■ **Available records**
>>>

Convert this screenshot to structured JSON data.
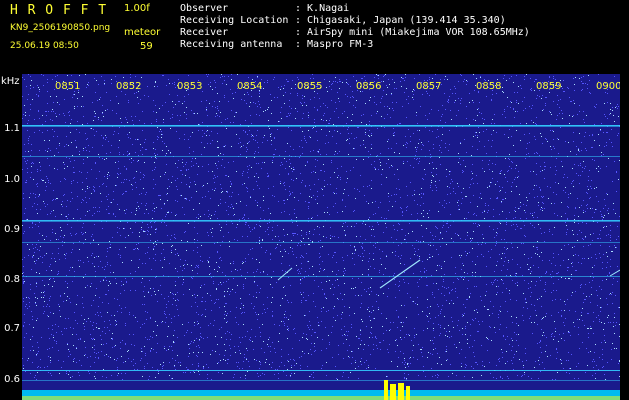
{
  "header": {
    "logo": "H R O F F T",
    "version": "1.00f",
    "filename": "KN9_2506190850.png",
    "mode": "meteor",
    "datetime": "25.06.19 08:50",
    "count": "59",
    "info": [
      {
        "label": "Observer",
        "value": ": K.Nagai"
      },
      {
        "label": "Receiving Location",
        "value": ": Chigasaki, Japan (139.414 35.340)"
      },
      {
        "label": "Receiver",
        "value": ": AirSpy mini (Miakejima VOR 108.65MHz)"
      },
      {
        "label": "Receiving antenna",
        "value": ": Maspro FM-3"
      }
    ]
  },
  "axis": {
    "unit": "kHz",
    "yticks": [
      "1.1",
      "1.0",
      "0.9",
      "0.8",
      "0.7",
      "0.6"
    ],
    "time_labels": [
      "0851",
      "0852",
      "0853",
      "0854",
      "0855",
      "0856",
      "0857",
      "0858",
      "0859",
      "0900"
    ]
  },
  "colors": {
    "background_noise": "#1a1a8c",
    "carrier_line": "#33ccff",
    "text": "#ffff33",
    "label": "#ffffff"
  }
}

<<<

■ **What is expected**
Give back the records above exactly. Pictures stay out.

■ **Output of the exercise**
Convert this screenshot to structured JSON data.
{
  "header": {
    "logo": "H R O F F T",
    "version": "1.00f",
    "filename": "KN9_2506190850.png",
    "mode": "meteor",
    "datetime": "25.06.19 08:50",
    "count": "59",
    "info": [
      {
        "label": "Observer",
        "value": ": K.Nagai"
      },
      {
        "label": "Receiving Location",
        "value": ": Chigasaki, Japan (139.414 35.340)"
      },
      {
        "label": "Receiver",
        "value": ": AirSpy mini (Miakejima VOR 108.65MHz)"
      },
      {
        "label": "Receiving antenna",
        "value": ": Maspro FM-3"
      }
    ]
  },
  "axis": {
    "unit": "kHz",
    "yticks": [
      "1.1",
      "1.0",
      "0.9",
      "0.8",
      "0.7",
      "0.6"
    ],
    "time_labels": [
      "0851",
      "0852",
      "0853",
      "0854",
      "0855",
      "0856",
      "0857",
      "0858",
      "0859",
      "0900"
    ]
  },
  "colors": {
    "background_noise": "#1a1a8c",
    "carrier_line": "#33ccff",
    "text": "#ffff33",
    "label": "#ffffff"
  }
}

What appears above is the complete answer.